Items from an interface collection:

<<<<

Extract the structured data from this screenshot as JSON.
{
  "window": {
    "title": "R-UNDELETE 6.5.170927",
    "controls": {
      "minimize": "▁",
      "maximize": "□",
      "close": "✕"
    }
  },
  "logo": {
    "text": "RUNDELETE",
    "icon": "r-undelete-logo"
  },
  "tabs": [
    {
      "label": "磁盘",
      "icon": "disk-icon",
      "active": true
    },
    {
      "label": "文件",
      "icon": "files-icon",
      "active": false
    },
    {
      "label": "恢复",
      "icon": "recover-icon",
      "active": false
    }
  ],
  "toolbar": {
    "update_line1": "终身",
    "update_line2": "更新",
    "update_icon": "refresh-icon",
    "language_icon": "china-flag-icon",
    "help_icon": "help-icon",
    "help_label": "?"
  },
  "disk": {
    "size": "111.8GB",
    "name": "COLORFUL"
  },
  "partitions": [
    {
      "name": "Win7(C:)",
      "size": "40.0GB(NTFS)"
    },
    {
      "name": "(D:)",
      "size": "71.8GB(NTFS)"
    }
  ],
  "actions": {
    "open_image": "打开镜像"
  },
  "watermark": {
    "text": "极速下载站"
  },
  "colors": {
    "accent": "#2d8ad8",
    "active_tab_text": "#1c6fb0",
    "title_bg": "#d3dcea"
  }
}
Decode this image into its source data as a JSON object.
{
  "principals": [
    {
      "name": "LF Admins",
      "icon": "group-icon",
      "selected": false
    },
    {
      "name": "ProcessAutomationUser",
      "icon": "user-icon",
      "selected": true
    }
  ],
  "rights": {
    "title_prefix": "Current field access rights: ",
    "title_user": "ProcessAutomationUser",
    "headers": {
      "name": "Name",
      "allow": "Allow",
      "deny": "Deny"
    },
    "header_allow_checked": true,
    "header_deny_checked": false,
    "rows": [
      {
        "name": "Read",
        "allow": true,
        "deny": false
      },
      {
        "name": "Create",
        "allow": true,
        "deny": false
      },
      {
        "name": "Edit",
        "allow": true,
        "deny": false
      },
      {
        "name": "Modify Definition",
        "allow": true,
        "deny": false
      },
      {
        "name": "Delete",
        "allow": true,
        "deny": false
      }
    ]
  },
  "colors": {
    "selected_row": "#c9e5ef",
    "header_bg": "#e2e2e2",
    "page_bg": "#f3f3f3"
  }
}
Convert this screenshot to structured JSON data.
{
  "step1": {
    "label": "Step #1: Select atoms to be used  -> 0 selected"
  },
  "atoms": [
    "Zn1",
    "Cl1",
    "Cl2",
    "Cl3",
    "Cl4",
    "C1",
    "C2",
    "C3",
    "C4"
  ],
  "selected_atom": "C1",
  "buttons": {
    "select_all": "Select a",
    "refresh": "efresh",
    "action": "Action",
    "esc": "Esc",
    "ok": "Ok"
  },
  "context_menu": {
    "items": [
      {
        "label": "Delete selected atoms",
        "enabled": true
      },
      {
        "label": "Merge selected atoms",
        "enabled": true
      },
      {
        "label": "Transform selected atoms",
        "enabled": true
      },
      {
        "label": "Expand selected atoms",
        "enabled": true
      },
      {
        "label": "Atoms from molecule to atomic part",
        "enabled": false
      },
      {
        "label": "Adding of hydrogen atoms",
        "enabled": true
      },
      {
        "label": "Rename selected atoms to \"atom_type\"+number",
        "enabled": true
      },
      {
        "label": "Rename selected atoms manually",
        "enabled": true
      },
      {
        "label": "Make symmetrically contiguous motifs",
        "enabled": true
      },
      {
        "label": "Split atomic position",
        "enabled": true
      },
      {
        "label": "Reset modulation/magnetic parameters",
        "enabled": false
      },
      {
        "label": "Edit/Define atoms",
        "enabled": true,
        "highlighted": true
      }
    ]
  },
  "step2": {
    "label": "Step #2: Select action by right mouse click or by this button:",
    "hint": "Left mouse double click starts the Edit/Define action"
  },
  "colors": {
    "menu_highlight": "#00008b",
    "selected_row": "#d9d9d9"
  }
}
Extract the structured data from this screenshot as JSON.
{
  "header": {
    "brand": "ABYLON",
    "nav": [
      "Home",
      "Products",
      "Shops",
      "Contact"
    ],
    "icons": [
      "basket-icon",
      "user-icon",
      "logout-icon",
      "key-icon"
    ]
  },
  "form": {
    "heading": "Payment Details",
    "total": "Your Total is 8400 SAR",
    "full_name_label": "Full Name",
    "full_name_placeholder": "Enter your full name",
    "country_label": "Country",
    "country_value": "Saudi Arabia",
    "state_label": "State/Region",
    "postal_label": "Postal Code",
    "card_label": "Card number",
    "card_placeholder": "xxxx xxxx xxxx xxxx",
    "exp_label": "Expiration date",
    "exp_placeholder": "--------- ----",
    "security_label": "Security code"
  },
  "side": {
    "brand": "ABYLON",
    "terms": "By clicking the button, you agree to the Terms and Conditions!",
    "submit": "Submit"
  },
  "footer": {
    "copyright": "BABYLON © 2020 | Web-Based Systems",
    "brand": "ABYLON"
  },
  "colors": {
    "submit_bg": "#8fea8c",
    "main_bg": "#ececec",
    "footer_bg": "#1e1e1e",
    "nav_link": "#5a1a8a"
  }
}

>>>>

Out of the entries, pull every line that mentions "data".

Extract the structured data from this screenshot as JSON.
Decode this image into its source data as a JSON object.
Convert this screenshot to structured JSON data.
Extract the structured data from this screenshot as JSON.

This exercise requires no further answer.